▶ REQUIREMENT
Filter the entries and keep only the lines where the string "Jumlah" appears.
(MATERIAL FOR THE TASK)
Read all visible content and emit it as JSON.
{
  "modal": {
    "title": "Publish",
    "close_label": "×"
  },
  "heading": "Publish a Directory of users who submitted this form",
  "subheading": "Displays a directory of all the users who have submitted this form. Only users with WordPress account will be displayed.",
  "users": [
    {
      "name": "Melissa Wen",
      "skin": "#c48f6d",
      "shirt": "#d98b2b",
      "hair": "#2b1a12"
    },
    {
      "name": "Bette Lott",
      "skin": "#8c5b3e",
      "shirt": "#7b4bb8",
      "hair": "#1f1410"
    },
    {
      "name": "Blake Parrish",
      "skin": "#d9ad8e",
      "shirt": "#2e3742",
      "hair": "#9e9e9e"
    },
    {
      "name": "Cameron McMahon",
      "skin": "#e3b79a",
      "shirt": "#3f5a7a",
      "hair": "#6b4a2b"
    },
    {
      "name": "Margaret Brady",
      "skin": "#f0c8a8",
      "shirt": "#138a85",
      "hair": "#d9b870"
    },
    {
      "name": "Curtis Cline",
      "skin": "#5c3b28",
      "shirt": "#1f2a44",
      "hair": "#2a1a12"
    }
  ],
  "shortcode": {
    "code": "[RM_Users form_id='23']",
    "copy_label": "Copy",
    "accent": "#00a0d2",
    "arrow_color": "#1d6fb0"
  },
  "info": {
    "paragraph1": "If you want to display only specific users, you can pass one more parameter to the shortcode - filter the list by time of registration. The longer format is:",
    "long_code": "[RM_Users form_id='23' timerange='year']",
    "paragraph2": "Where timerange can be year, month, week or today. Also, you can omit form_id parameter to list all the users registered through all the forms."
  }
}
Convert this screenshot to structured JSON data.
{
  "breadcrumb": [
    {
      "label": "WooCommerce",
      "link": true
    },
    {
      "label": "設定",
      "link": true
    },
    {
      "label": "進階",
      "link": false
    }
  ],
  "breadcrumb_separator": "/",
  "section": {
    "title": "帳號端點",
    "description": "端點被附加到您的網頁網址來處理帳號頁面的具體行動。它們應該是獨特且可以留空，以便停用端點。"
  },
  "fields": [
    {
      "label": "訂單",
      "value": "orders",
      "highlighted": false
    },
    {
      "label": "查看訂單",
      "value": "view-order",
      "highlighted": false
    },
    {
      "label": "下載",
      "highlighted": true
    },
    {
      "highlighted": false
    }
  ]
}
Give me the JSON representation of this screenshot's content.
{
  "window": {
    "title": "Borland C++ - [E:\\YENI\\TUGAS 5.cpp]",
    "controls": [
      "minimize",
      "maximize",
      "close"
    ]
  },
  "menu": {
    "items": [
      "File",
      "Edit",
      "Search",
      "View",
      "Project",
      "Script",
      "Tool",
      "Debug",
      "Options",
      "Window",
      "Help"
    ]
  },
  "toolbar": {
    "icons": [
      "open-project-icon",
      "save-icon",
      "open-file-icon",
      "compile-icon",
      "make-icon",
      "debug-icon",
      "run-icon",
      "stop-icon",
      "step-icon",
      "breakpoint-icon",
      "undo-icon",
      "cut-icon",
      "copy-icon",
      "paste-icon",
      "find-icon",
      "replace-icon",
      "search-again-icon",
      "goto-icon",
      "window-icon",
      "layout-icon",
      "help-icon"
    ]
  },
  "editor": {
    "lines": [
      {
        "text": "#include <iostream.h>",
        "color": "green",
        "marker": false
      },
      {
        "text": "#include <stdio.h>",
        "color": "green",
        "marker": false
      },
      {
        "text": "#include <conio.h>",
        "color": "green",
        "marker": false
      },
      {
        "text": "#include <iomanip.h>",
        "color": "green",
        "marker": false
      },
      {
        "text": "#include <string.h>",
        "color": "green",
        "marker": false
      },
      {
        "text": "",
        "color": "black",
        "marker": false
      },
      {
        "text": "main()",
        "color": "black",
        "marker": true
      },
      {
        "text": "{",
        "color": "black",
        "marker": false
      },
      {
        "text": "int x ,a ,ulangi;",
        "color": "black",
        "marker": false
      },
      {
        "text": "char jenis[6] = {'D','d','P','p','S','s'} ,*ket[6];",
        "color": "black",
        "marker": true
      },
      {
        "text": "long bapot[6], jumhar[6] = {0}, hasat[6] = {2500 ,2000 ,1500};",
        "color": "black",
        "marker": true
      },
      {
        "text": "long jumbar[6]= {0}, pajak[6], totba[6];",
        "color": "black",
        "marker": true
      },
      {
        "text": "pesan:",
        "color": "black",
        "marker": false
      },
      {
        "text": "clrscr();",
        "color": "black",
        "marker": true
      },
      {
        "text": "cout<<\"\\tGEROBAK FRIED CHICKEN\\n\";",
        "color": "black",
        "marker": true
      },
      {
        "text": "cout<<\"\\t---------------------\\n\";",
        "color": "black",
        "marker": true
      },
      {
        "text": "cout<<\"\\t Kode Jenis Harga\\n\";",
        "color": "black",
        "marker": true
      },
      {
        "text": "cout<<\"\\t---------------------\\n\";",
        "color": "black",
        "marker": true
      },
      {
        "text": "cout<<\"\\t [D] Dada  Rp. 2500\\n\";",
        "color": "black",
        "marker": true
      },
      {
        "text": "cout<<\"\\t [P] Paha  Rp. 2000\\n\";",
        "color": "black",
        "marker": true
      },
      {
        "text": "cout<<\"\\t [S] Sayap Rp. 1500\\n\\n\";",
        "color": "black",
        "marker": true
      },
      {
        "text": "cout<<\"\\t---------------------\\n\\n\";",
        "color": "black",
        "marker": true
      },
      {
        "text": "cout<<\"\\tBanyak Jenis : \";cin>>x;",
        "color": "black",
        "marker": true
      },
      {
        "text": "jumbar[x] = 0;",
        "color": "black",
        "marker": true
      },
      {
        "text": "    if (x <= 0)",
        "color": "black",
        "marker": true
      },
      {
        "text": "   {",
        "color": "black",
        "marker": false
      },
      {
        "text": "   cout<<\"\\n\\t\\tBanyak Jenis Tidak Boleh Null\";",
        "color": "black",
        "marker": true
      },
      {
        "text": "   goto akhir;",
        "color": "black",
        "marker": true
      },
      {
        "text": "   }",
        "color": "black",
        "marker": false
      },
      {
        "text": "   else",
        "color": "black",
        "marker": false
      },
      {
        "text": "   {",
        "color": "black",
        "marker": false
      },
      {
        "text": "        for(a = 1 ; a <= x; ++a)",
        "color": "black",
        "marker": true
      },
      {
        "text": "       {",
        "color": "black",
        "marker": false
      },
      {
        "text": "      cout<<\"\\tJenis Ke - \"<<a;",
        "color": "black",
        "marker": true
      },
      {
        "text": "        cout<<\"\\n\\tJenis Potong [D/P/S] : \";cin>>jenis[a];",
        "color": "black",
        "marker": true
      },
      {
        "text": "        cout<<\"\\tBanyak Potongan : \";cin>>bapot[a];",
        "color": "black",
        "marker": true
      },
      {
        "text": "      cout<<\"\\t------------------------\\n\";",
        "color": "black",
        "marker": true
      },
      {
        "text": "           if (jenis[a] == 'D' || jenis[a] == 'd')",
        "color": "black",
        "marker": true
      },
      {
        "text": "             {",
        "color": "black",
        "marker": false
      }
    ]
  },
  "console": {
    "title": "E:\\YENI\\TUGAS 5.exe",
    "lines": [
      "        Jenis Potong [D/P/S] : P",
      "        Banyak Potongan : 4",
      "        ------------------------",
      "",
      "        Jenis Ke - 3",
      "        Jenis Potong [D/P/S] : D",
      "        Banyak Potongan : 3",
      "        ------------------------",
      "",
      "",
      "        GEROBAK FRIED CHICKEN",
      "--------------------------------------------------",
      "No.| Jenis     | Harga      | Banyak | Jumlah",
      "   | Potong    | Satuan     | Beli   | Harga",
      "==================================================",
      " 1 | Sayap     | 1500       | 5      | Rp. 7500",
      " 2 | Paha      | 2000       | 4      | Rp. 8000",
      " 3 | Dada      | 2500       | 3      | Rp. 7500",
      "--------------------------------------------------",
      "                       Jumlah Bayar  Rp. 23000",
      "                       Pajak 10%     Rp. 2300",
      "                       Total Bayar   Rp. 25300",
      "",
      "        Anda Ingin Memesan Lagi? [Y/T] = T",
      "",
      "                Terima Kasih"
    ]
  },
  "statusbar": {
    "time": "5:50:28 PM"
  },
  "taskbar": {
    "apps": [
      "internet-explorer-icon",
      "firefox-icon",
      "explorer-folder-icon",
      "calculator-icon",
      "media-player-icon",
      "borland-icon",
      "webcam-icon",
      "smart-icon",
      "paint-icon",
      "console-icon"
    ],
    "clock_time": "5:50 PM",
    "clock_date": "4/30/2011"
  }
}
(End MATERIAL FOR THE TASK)
▶ SOLUTION TO THIS EXERCISE
      "No.| Jenis     | Harga      | Banyak | Jumlah",
      "                       Jumlah Bayar  Rp. 23000",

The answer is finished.